_INSTRUCTIONS FOR THE TASK_.
Please copy every line from the records below that contains the string "this".

(Component data from apps and pages)

____________________

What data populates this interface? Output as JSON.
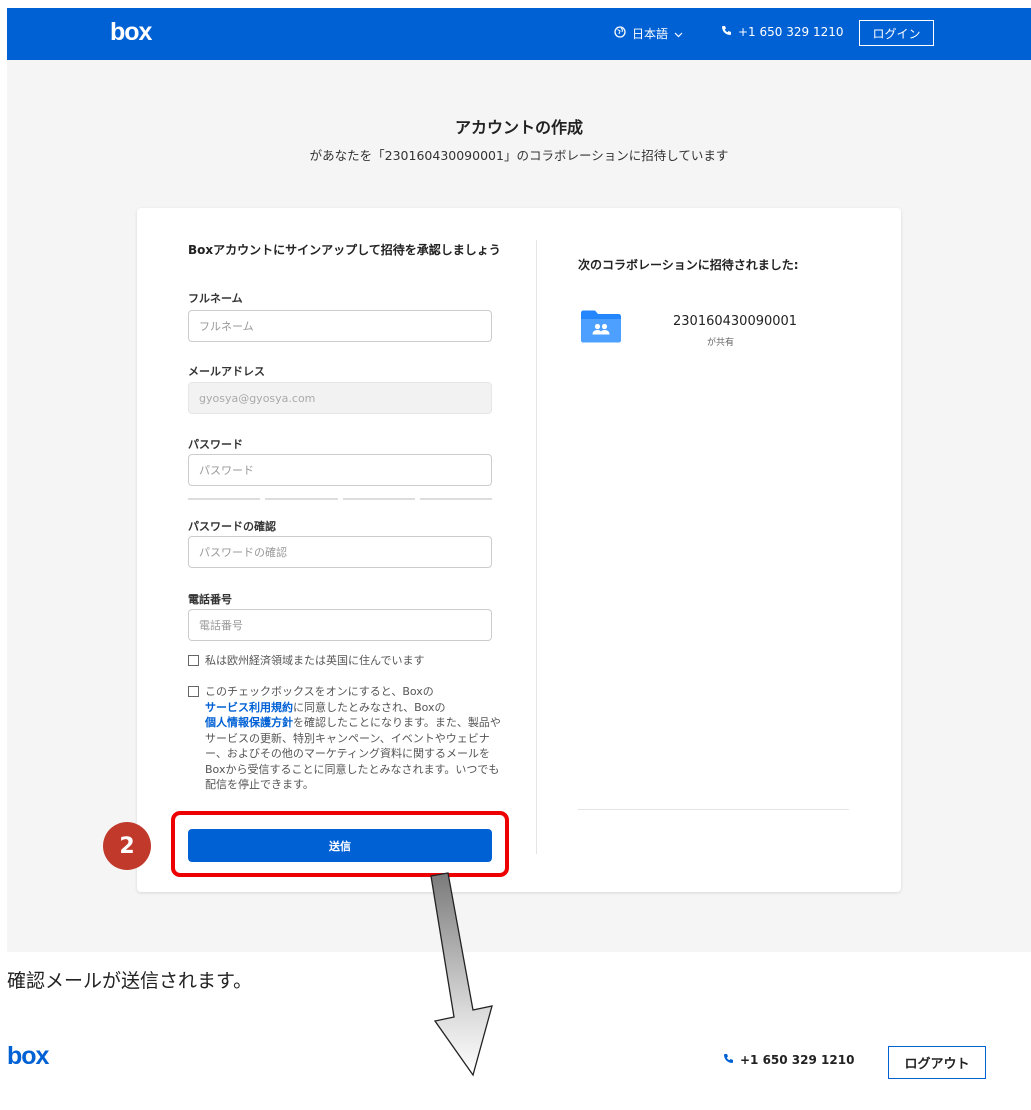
{
  "header": {
    "logo": "box",
    "language": "日本語",
    "phone": "+1 650 329 1210",
    "login_label": "ログイン"
  },
  "page": {
    "title": "アカウントの作成",
    "subtitle": "があなたを「230160430090001」のコラボレーションに招待しています"
  },
  "form": {
    "heading": "Boxアカウントにサインアップして招待を承認しましょう",
    "fullname_label": "フルネーム",
    "fullname_placeholder": "フルネーム",
    "email_label": "メールアドレス",
    "email_value": "gyosya@gyosya.com",
    "password_label": "パスワード",
    "password_placeholder": "パスワード",
    "confirm_label": "パスワードの確認",
    "confirm_placeholder": "パスワードの確認",
    "phone_label": "電話番号",
    "phone_placeholder": "電話番号",
    "eea_checkbox": "私は欧州経済領域または英国に住んでいます",
    "terms_part1": "このチェックボックスをオンにすると、Boxの",
    "terms_link1": "サービス利用規約",
    "terms_part2": "に同意したとみなされ、Boxの",
    "terms_link2": "個人情報保護方針",
    "terms_part3": "を確認したことになります。また、製品やサービスの更新、特別キャンペーン、イベントやウェビナー、およびその他のマーケティング資料に関するメールをBoxから受信することに同意したとみなされます。いつでも配信を停止できます。",
    "submit_label": "送信"
  },
  "annotation": {
    "step_number": "2",
    "caption": "確認メールが送信されます。",
    "highlight_color": "#ee0000",
    "badge_color": "#c0392b"
  },
  "collaboration": {
    "heading": "次のコラボレーションに招待されました:",
    "folder_icon": "shared-folder-icon",
    "name": "230160430090001",
    "shared_by": "が共有"
  },
  "second_header": {
    "logo": "box",
    "phone": "+1 650 329 1210",
    "logout_label": "ログアウト"
  },
  "colors": {
    "brand": "#0061d5",
    "background": "#f5f5f5"
  }
}
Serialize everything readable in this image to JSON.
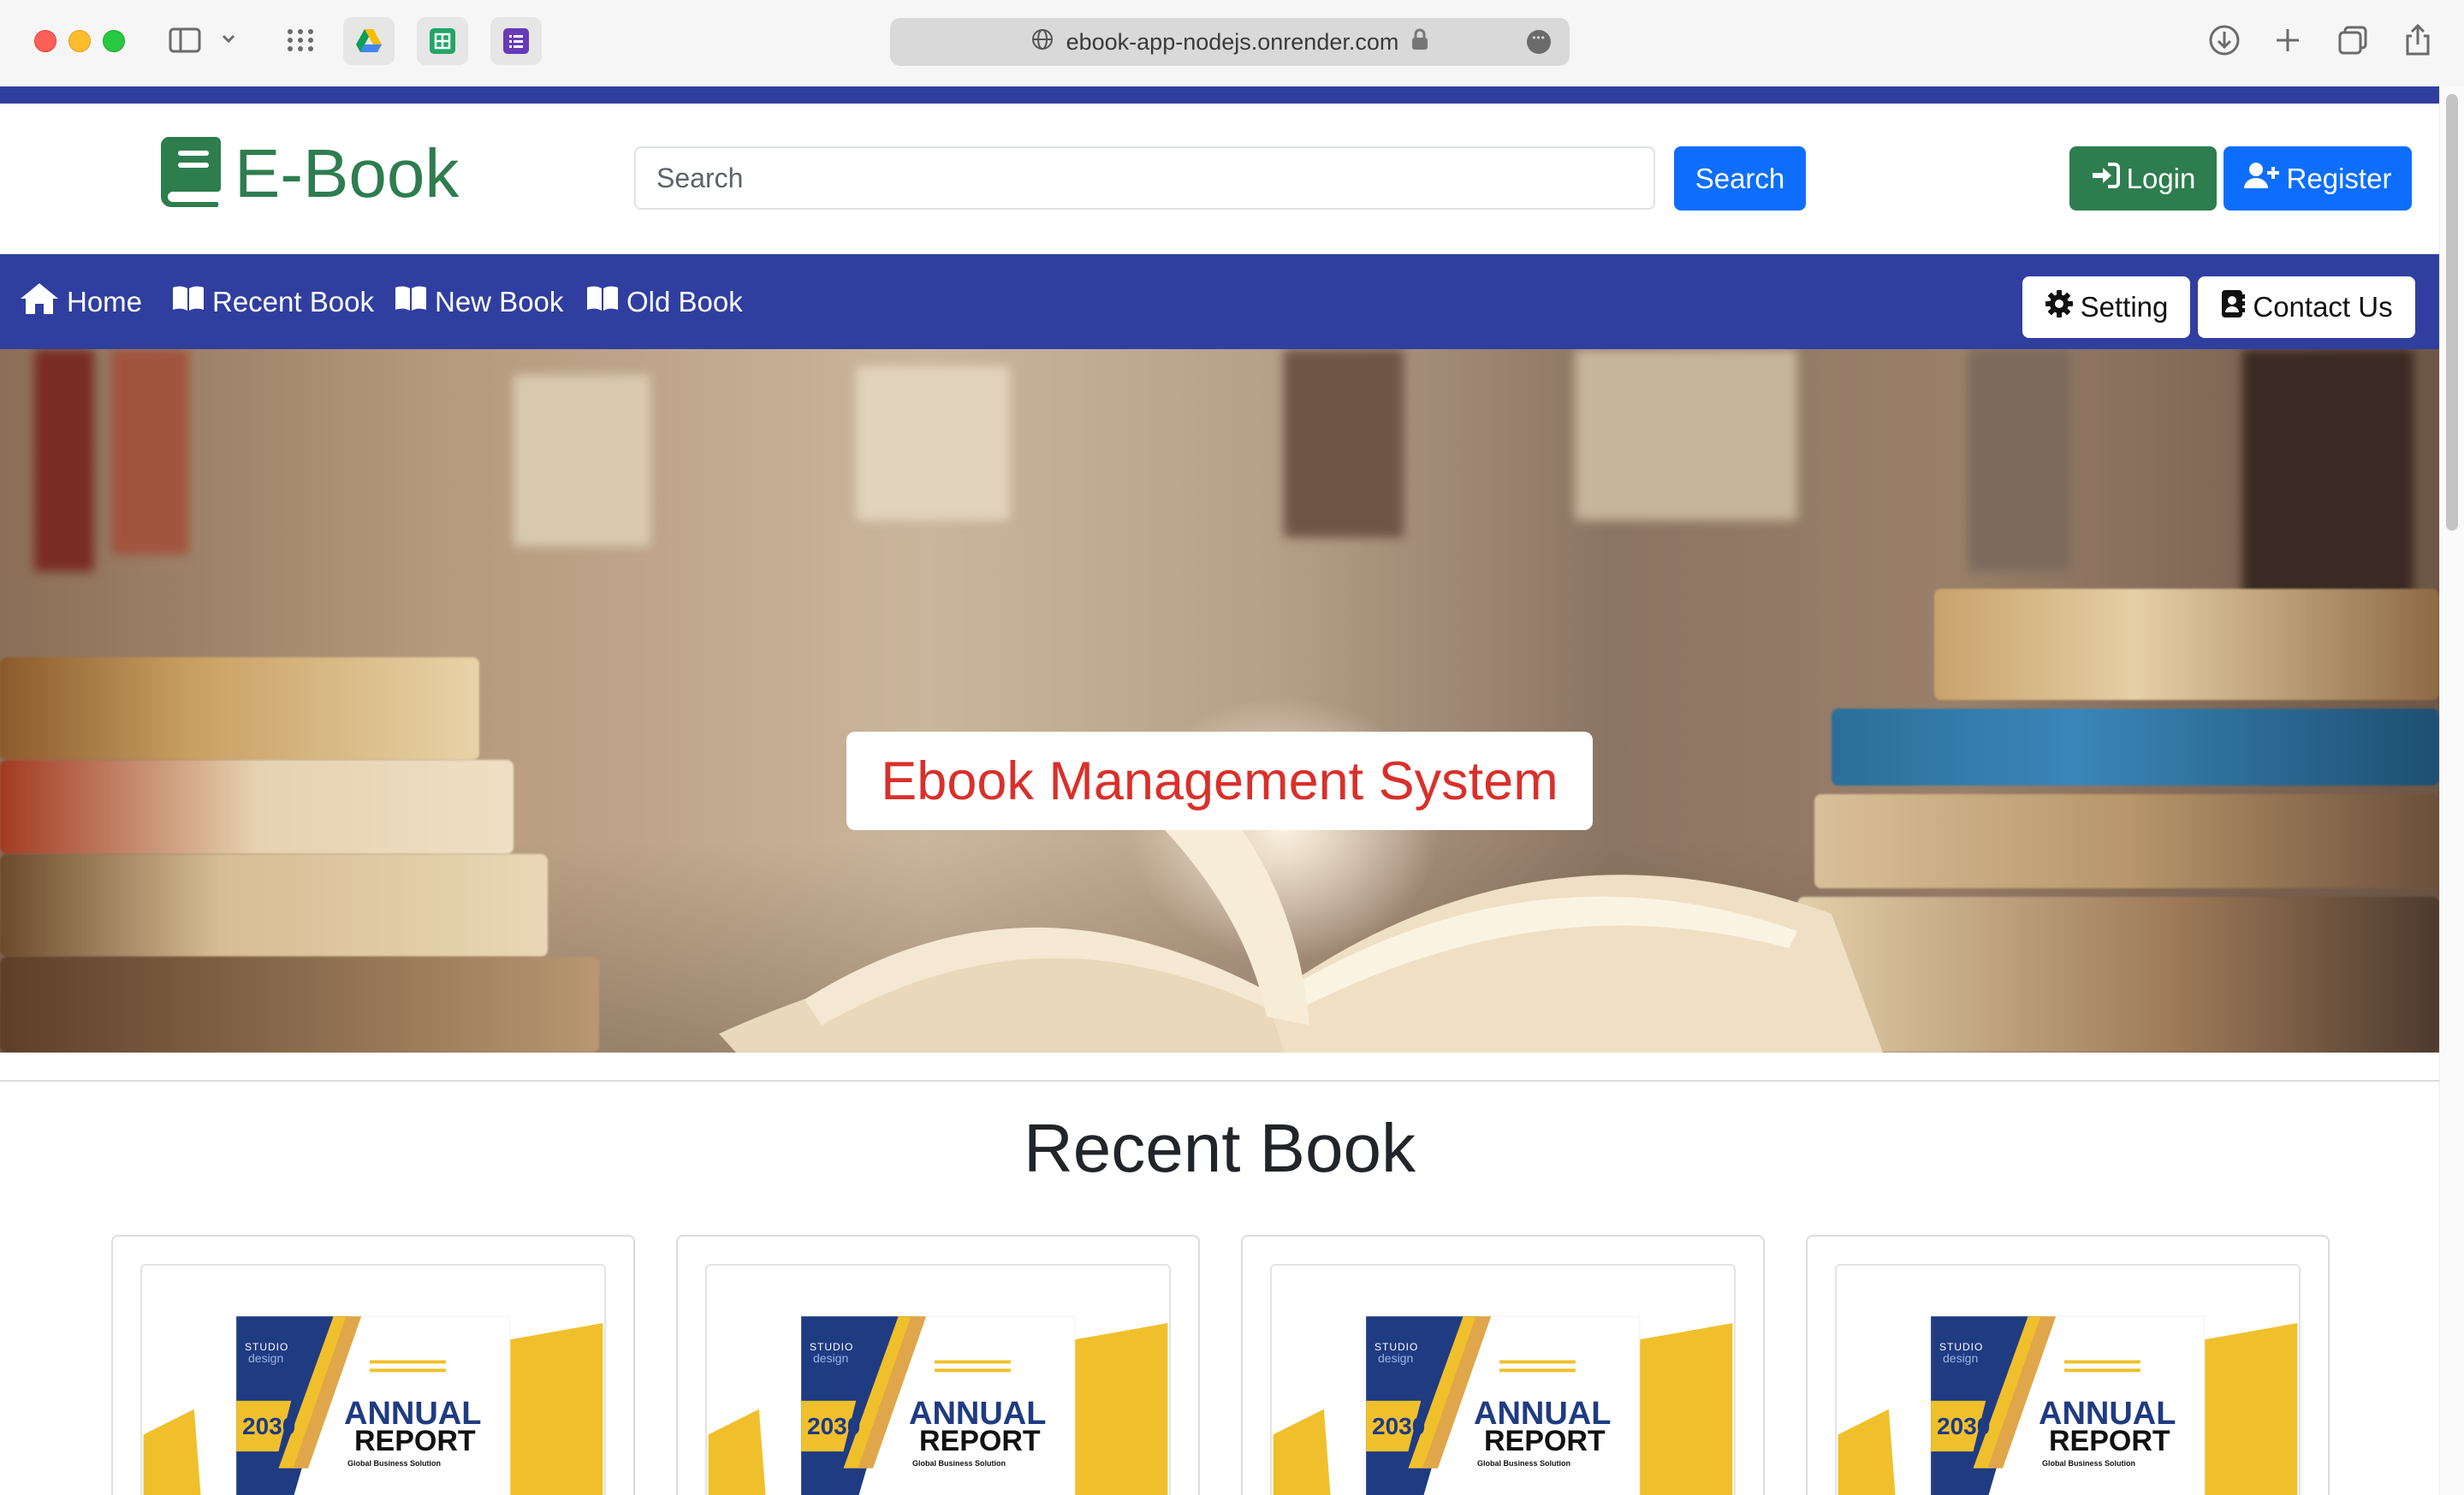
{
  "browser": {
    "url": "ebook-app-nodejs.onrender.com"
  },
  "header": {
    "logo_text": "E-Book",
    "search_placeholder": "Search",
    "search_button": "Search",
    "login_button": "Login",
    "register_button": "Register"
  },
  "nav": {
    "items": [
      {
        "label": "Home",
        "icon": "home-icon"
      },
      {
        "label": "Recent Book",
        "icon": "book-open-icon"
      },
      {
        "label": "New Book",
        "icon": "book-open-icon"
      },
      {
        "label": "Old Book",
        "icon": "book-open-icon"
      }
    ],
    "setting_button": "Setting",
    "contact_button": "Contact Us"
  },
  "hero": {
    "title": "Ebook Management System"
  },
  "recent": {
    "title": "Recent Book",
    "books": [
      {
        "studio": "STUDIO",
        "design": "design",
        "year": "2030",
        "line1": "ANNUAL",
        "line2": "REPORT",
        "sub": "Global Business Solution"
      },
      {
        "studio": "STUDIO",
        "design": "design",
        "year": "2030",
        "line1": "ANNUAL",
        "line2": "REPORT",
        "sub": "Global Business Solution"
      },
      {
        "studio": "STUDIO",
        "design": "design",
        "year": "2030",
        "line1": "ANNUAL",
        "line2": "REPORT",
        "sub": "Global Business Solution"
      },
      {
        "studio": "STUDIO",
        "design": "design",
        "year": "2030",
        "line1": "ANNUAL",
        "line2": "REPORT",
        "sub": "Global Business Solution"
      }
    ]
  },
  "colors": {
    "nav_bg": "#303f9f",
    "brand_green": "#2e7d4f",
    "primary_blue": "#0d6efd",
    "hero_title": "#d9302b",
    "cover_navy": "#1f3b82",
    "cover_yellow": "#f0c02c"
  }
}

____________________

_FINISHED TASK_.
What data populates this interface? Output as JSON.
Serialize everything readable in this image to JSON.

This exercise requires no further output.